Publishers Weekly Chimes In
So, I just noticed this new Jackpot review from Publishers Weekly. I’m glad the trade press is paying attention. This is my second professional review so far, and I can already tell the experience is going to feel a bit weird. You spend almost two years alone with your work, and then all of a sudden it’s out in public for anyone to laud or eviscerate. So far, so good. Every reviewer comes with their own personality, knowledge, and life experience, so some will probably love Jackpot and others hate it. At some point, it will be eviscerated for this or that reason. Now, I wouldn’t call this PW review a rave or anything, but at least the reviewer seemed to think the book is worth reading.

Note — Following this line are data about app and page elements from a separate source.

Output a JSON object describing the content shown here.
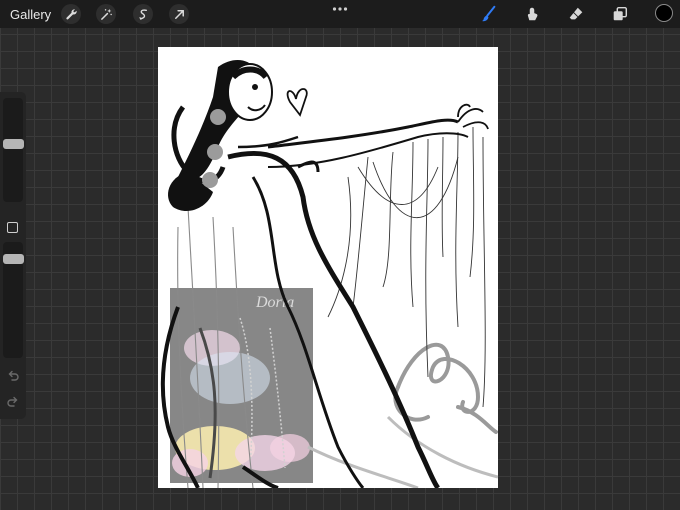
{
  "topbar": {
    "gallery_label": "Gallery",
    "left_tools": [
      "wrench-icon",
      "magic-wand-icon",
      "selection-icon",
      "transform-arrow-icon"
    ],
    "more_icon": "more-dots-icon",
    "right_tools": [
      "brush-icon",
      "smudge-icon",
      "eraser-icon",
      "layers-icon"
    ],
    "active_tool": "brush-icon",
    "accent_color": "#2f7bf5",
    "current_color": "#000000"
  },
  "sidebar": {
    "brush_size_slider": "brush-size-slider",
    "modify_button": "eyedropper-modify-button",
    "opacity_slider": "brush-opacity-slider",
    "undo_icon": "undo-icon",
    "redo_icon": "redo-icon"
  },
  "canvas": {
    "background_color": "#ffffff",
    "reference_title": "Doria"
  }
}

What do you think?
Jackpot: How the Super-Rich Really Live—and How Their Wealth Harms Us All
Michael Mechanic. Simon & Schuster, $28 (400p) ISBN 978-1-982127-21-3
Mother Jones senior editor Mechanic debuts with a unique look at the “social, psychological, and societal complications that come with great affluence and the reality that so few possess it.” Relating the stories of people who have inherited a fortune, won the lottery, or hit some other type of “jackpot,” Mechanic notes the awkwardness of having “long-lost friends and relations come out of the woodwork seeking handouts,” and explains that no longer having a financial incentive to work can leave one feeling “unmoored.” He describes $500 T-shirts and concierge medical services that cost as much as $40,000 per year, but cites evidence that people’s sense of how well they’re doing in life stops improving once they hit the “satiation point” of $105,000 in annual earnings. Mechanic also takes a skeptical view of “grand philanthropic gestures” made by billionaires who avoid taxes and underpay their workers, discusses the influence of money on politics, and sketches the origins of the “wealth fantasy” in American culture. Mechanic’s nuanced perspective on wealth accumulation offers fresh insights, though he spends more time chronicling success stories than analyzing the structural forces that rig the economy in favor of the affluent. Still, this is an intriguing look at the boons and burdens of wealth.